A small banjolele emerges from the upstage curtain of the thrust stage, and the player gives the opening chords to “It’s a Sin to Tell a Lie.” The curtain parts and the ensemble members stride onto the stage, some with other instruments in hand. They’re garbed in ’20s gear, nicely put together by costume designer Arthur Oliver, and as a crooner takes to the microphone to warble the chorus, the cast breaks into the Charleston.
Does it matter that the song is actually more than a decade younger than the era portrayed? It does not. The success of this production—and it’s very successful—lies in a clearness of purpose, faithfulness to the clues of the text and beautifully paced energy. Director Tony Simotes leads a versatile cast through the play’s manic vicissitudes with few of the would-be improvements that can mar high-concept realizations.
There’s a joke at the heart of the play’s setting, which can be taken to be either the Ardennes region in France (where the playwright’s source material was set) or the Stratford-area Arden. Set designer Sandra Goldmark puts us in Paris at the top of the show, with miniatures of the Eiffel Tower, Arc de Triomphe, Notre Dame Cathedral and the Panthéon among the functional set pieces on an otherwise bare (but blue) stage. The forest, such as it is, is an upstage jumble of pipes and trees with a second level that will inspire impressive acrobatics from Orlando (Tony Roach) and Rosalind (Merritt Janson).
We’re introduced to Orlando, in the first of the many plot threads, as he complains to servant Adam (Malcolm Ingram, in an unexpected—but hey, why not?— north-country English accent) about his mean brother Oliver (Josh Aaron McCabe), setting us up for a quarrel between the siblings.
Roach bursts with youthful energy, while McCabe is more measured—plodding, even, in his early scenes. But by the time of his change of heart, late in the show, I had long since found his performance credible and enjoyable.
Janson, too, seemed a little uncertain at first—but it was me, not her, who had the problem. I want so much to like the character of Rosalind (and have so often been disappointed) that I’m too skeptical at the start. But Janson’s concept of boyishness, as she takes to trousers in an impersonation she pursues for most of the play, was measured with the exuberance of a young woman in love, and it worked excellently.
Two of the play’s most famous characters are Touchstone, the clown, and the melancholy Jacques. Both featured company veterans. Jonathan Epstein, nattily motley as Touchstone, brought a wonderful comic sensibility to his interpretation, giving the lines a winning freshness. To play Jacques as a woman was an inspired touch; even better was casting Tod Randolph, whose world-weariness still bore enough charm to make the familiar “Seven Ages of Man” monologue sound inspired.

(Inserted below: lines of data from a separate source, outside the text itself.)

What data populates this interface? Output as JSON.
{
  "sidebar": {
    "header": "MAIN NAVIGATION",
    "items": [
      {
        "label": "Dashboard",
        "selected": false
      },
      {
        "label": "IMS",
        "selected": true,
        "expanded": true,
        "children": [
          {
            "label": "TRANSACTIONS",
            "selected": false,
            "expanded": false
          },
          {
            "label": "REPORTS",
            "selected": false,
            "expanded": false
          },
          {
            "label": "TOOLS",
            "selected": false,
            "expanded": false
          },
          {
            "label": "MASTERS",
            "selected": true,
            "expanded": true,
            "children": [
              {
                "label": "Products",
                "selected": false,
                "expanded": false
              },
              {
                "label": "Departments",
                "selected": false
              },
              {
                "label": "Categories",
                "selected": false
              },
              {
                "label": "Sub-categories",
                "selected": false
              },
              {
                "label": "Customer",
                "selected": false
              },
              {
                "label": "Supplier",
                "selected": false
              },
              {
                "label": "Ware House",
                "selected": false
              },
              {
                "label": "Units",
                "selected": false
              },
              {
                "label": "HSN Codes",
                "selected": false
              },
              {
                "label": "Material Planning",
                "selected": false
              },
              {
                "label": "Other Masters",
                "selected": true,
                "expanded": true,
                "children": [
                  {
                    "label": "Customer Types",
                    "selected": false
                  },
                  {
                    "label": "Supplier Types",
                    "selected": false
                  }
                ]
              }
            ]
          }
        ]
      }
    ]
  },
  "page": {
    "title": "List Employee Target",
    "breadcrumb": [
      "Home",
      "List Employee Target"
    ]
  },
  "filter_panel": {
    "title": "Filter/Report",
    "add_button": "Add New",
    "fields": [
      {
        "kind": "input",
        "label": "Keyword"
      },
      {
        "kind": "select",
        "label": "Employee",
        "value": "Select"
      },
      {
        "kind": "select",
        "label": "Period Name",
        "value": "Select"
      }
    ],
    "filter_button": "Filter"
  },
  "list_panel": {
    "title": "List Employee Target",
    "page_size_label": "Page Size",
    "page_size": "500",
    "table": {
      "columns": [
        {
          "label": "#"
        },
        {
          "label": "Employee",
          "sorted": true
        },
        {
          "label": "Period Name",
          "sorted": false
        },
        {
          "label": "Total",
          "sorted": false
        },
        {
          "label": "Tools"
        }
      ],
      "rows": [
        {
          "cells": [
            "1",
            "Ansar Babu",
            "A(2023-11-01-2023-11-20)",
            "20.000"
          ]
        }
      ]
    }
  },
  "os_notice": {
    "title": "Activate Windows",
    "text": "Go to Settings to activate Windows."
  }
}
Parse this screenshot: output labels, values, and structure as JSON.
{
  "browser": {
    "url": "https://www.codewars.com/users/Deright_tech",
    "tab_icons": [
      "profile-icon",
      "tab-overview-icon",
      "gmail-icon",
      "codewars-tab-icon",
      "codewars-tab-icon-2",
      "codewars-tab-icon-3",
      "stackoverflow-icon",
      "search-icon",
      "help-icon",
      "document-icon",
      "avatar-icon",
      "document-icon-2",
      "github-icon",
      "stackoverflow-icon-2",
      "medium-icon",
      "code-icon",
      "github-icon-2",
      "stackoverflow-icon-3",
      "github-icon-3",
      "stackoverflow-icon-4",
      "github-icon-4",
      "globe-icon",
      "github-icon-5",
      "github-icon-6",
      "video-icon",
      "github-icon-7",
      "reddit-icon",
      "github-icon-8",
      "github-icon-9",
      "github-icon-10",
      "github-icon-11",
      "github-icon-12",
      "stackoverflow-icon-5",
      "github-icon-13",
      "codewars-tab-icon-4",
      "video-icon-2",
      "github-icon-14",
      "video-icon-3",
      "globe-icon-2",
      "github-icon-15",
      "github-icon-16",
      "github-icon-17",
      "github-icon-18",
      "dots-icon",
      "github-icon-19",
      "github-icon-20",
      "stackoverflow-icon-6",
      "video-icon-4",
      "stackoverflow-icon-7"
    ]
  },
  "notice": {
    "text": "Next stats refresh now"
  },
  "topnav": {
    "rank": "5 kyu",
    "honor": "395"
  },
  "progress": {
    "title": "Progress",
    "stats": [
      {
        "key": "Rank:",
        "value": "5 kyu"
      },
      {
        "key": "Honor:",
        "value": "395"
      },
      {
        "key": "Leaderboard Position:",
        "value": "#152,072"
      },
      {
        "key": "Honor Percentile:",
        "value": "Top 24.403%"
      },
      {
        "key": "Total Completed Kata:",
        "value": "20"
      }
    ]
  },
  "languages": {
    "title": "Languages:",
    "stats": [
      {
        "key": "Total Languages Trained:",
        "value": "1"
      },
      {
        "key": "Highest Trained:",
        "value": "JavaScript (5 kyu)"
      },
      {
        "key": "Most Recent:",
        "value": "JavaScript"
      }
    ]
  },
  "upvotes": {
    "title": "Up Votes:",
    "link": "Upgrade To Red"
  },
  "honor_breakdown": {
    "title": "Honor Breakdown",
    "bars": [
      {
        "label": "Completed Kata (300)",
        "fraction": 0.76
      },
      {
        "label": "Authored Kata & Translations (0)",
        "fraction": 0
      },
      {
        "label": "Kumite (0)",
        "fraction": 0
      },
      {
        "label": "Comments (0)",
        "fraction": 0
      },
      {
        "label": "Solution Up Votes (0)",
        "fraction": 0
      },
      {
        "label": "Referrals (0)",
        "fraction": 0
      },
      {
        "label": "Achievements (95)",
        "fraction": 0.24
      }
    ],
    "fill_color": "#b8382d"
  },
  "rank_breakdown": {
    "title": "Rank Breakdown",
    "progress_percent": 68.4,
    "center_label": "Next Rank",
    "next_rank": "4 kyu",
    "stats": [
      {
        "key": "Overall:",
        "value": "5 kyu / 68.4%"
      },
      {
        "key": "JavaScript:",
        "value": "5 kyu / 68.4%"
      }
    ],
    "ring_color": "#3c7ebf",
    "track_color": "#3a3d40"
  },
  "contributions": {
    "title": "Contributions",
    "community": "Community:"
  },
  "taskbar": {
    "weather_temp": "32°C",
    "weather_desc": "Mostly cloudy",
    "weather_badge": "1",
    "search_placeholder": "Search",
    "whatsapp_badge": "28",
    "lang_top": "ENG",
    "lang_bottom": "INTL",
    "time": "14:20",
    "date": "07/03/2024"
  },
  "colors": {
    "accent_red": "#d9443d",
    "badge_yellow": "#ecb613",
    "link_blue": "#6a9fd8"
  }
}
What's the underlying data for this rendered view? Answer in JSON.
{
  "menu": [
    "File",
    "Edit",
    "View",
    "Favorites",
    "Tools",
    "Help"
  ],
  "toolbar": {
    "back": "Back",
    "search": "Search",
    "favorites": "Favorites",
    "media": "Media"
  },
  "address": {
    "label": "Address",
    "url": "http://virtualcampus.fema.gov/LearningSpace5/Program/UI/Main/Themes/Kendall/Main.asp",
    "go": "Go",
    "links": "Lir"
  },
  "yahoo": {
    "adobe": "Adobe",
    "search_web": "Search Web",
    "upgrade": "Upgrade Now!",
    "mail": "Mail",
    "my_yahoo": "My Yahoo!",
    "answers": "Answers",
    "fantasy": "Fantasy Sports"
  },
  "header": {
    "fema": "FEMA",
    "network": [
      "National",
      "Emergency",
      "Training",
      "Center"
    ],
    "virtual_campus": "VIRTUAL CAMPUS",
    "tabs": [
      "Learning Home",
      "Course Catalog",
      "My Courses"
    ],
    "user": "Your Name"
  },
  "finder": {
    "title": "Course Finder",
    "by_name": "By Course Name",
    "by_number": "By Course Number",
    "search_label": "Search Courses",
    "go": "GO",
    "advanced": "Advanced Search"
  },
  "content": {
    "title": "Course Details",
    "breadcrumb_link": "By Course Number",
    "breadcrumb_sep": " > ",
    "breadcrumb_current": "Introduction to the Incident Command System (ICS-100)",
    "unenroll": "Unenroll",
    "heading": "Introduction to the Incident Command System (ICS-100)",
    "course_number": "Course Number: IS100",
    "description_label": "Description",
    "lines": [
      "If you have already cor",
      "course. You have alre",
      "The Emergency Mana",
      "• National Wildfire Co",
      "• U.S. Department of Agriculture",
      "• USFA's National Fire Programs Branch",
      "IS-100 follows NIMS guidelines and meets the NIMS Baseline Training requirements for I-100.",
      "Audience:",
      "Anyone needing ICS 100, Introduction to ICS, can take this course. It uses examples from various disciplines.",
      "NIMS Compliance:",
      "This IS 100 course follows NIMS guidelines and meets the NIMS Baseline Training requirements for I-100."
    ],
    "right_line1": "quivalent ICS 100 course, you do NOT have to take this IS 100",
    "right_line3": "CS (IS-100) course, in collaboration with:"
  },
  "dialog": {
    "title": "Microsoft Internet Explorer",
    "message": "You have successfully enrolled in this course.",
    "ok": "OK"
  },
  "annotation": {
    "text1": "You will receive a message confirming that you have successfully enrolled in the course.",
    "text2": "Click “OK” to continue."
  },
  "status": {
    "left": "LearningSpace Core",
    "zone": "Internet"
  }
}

Some of the roles are almost thankless, but Jonathan Croy’s shepherd, Corin, and Ryan Winkles’ adoring Silvius brought convincing humanity to their portrayals. Johnny Lee Davenport played both of the feuding Dukes with more than enough contrast: his mean Duke was all bellow, where more intra-character variety would have been useful. Similarly, Dana Harrison’s Phebe was a one-dimensional harridan whose sudden passion for the disguised Rosalind remained too cartoony. But what criticism I have is almost churlish in light of the overall joy and accessibility of the piece.
Director Simotes also provided good fight choreography where needed, as in the first-act wrestling match, where enough stylization of the action kept the effect light but believable. Alexander Sovronsky provided music for the show’s songs, most famously “Under the Greenwood Tree” and “It was a Lover and His Lass.” Music is an important part of the show, and Sovronsky’s settings were good enough for the purpose—but he upstaged himself by incorporating a French protest song, “La cavalcade,” sung compellingly by the exiled Duke’s forces, appropriately garbed in Foreign Legion attire. Sovronsky also provided the sound design, among the best I’ve recently heard.
My theory is that the popularity of pastoral comedies prompted Shakespeare to give his audience extra helpings of the ingredients, enough to culminate in a quadruple wedding. You want more? the play seems to say. See how you like it. To which I reply: Very much, thank you. Very much.